Feathered medal-winners include Gustav, a pigeon serving with the Royal Air Force, "for delivering the first message from the Normandy Beaches from a ship off the beach-head" on June 6, 1944, the day of the D-Day landings.
GI Joe, a member of the U.S. Army Pigeon Service, was honored for flying 20 miles (32 kilometers) in 20 minutes with a message that stopped U.S. planes bombing an Italian town occupied by British troops in October 1943, saving the lives of at least 100 Allied soldiers and many civilians.
Upstart, a London police horse, is one of three equine recipients of the medal.
He was honored for a World War II incident in which a German flying bomb exploded 75 yards away, "showering both horse and rider with broken glass and debris."
Despite this, "Upstart was completely unperturbed and remained quietly on duty with his rider," controlling traffic until calm was restored.
A FEARLESS FELINE
Only one cat has ever received the Dickin Medal.
Simon, a Royal Navy ship's mascot, was honored for his service on HMS Amethyst, a ship shelled by Chinese Communist forces on the Yangtze River in 1949.
Despite being seriously wounded by shrapnel, Simon returned to his rat-killing duties aboard the damaged ship, which was trapped for months in Chinese waters.
"Throughout the incident his behavior was of the highest order," the citation said.

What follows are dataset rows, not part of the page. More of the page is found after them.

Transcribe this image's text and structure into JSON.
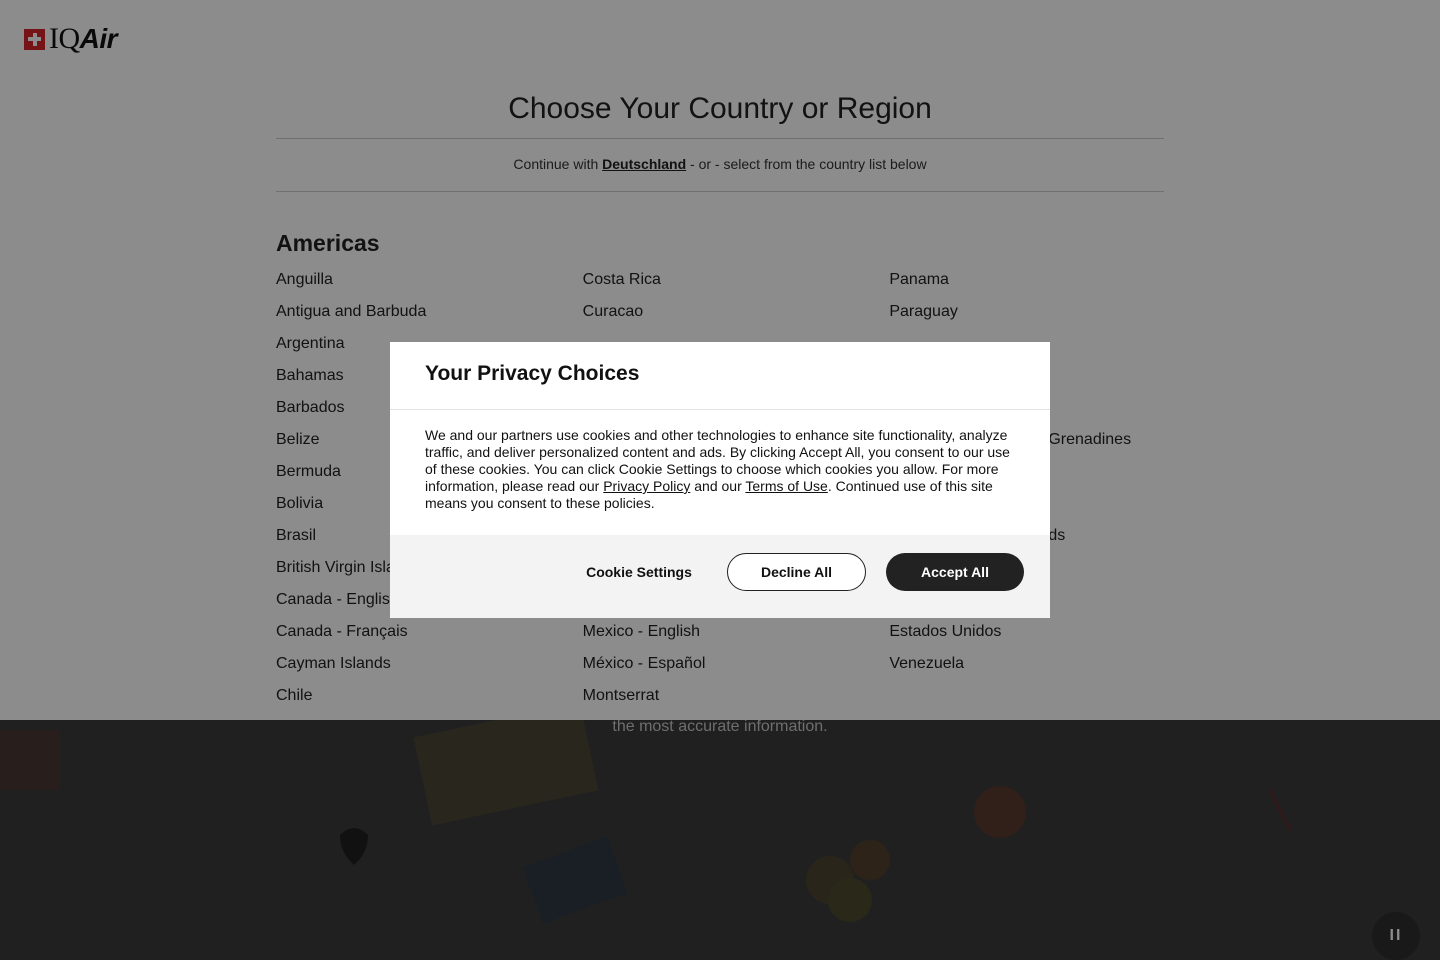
{
  "header": {
    "logo_text": "IQAir",
    "title": "Choose Your Country or Region",
    "continue_prefix": "Continue with",
    "continue_country": "Deutschland",
    "continue_suffix": "- or - select from the country list below"
  },
  "region": {
    "name": "Americas",
    "columns": [
      [
        "Anguilla",
        "Antigua and Barbuda",
        "Argentina",
        "Bahamas",
        "Barbados",
        "Belize",
        "Bermuda",
        "Bolivia",
        "Brasil",
        "British Virgin Isla",
        "Canada - Englis",
        "Canada - Français",
        "Cayman Islands",
        "Chile"
      ],
      [
        "Costa Rica",
        "Curacao",
        "",
        "",
        "",
        "",
        "",
        "",
        "",
        "",
        "",
        "Mexico - English",
        "México - Español",
        "Montserrat"
      ],
      [
        "Panama",
        "Paraguay",
        "",
        "",
        "",
        "Grenadines",
        "",
        "",
        "ds",
        "",
        "",
        "Estados Unidos",
        "Venezuela",
        ""
      ]
    ]
  },
  "hero": {
    "caption": "the most accurate information."
  },
  "pause_label": "II",
  "modal": {
    "title": "Your Privacy Choices",
    "body_1": "We and our partners use cookies and other technologies to enhance site functionality, analyze traffic, and deliver personalized content and ads. By clicking Accept All, you consent to our use of these cookies. You can click Cookie Settings to choose which cookies you allow. For more information, please read our",
    "privacy_link": "Privacy Policy",
    "body_2": "and our",
    "terms_link": "Terms of Use",
    "body_3": ". Continued use of this site means you consent to these policies.",
    "cookie_settings": "Cookie Settings",
    "decline_all": "Decline All",
    "accept_all": "Accept All"
  }
}
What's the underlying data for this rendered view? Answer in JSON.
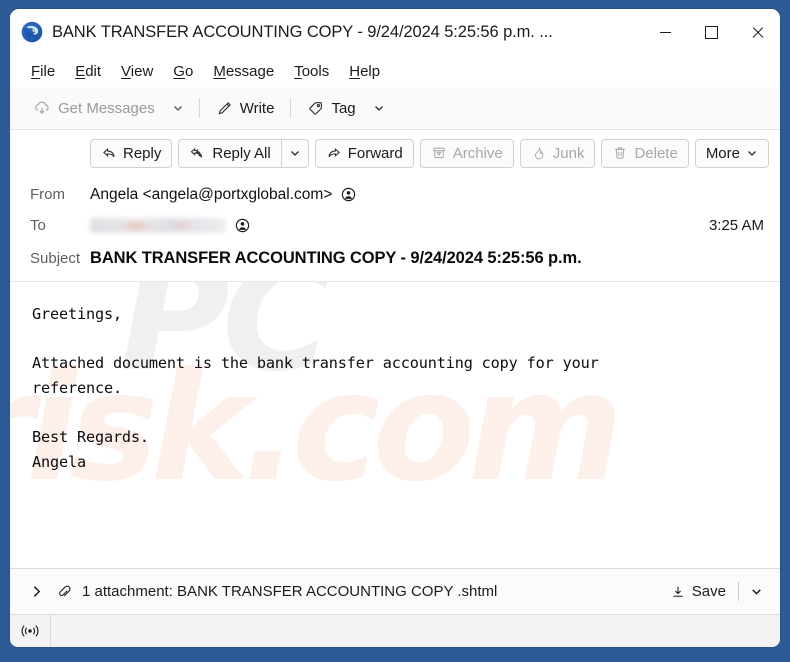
{
  "window": {
    "title": "BANK TRANSFER ACCOUNTING COPY - 9/24/2024 5:25:56 p.m. ...",
    "app_icon": "thunderbird-logo",
    "controls": {
      "minimize": "minimize-icon",
      "maximize": "maximize-icon",
      "close": "close-icon"
    },
    "frame_color": "#2d5b96"
  },
  "menubar": {
    "items": [
      {
        "label": "File",
        "accel": "F"
      },
      {
        "label": "Edit",
        "accel": "E"
      },
      {
        "label": "View",
        "accel": "V"
      },
      {
        "label": "Go",
        "accel": "G"
      },
      {
        "label": "Message",
        "accel": "M"
      },
      {
        "label": "Tools",
        "accel": "T"
      },
      {
        "label": "Help",
        "accel": "H"
      }
    ]
  },
  "main_toolbar": {
    "get_messages": {
      "label": "Get Messages",
      "icon": "cloud-download-icon",
      "disabled": true
    },
    "get_messages_caret": "chevron-down-icon",
    "write": {
      "label": "Write",
      "icon": "pencil-icon",
      "disabled": false
    },
    "tag": {
      "label": "Tag",
      "icon": "tag-icon",
      "disabled": false
    },
    "tag_caret": "chevron-down-icon"
  },
  "message_toolbar": {
    "reply": {
      "label": "Reply",
      "icon": "reply-icon",
      "disabled": false
    },
    "reply_all": {
      "label": "Reply All",
      "icon": "reply-all-icon",
      "disabled": false
    },
    "reply_all_caret": "chevron-down-icon",
    "forward": {
      "label": "Forward",
      "icon": "forward-icon",
      "disabled": false
    },
    "archive": {
      "label": "Archive",
      "icon": "archive-icon",
      "disabled": true
    },
    "junk": {
      "label": "Junk",
      "icon": "flame-icon",
      "disabled": true
    },
    "delete": {
      "label": "Delete",
      "icon": "trash-icon",
      "disabled": true
    },
    "more": {
      "label": "More",
      "icon": "chevron-down-icon",
      "disabled": false
    }
  },
  "headers": {
    "from_label": "From",
    "from_value": "Angela <angela@portxglobal.com>",
    "from_avatar": "contact-icon",
    "to_label": "To",
    "to_value": "",
    "to_redacted": true,
    "to_avatar": "contact-icon",
    "time": "3:25 AM",
    "subject_label": "Subject",
    "subject_value": "BANK TRANSFER ACCOUNTING COPY - 9/24/2024 5:25:56 p.m."
  },
  "body": {
    "text": "Greetings,\n\nAttached document is the bank transfer accounting copy for your\nreference.\n\nBest Regards.\nAngela",
    "watermark": "PCrisk.com"
  },
  "attachment": {
    "expand_icon": "chevron-right-icon",
    "clip_icon": "paperclip-icon",
    "summary": "1 attachment: BANK TRANSFER ACCOUNTING COPY .shtml",
    "save_label": "Save",
    "save_icon": "download-icon",
    "save_caret": "chevron-down-icon"
  },
  "statusbar": {
    "connection_icon": "online-broadcast-icon",
    "text": ""
  }
}
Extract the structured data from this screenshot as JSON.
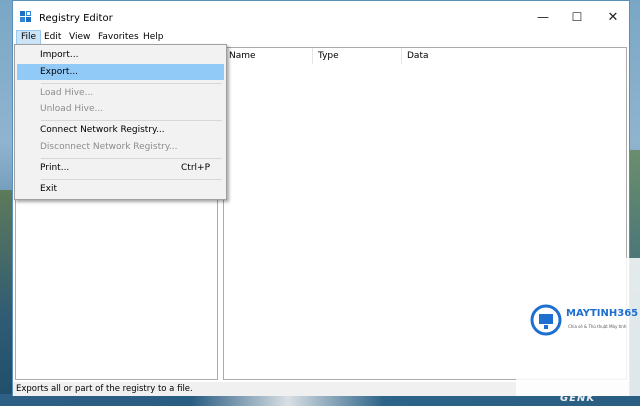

Simon and the ship's crew were greeted as heroes when they made it back to England, but the cat died weeks before he was due to receive his medal.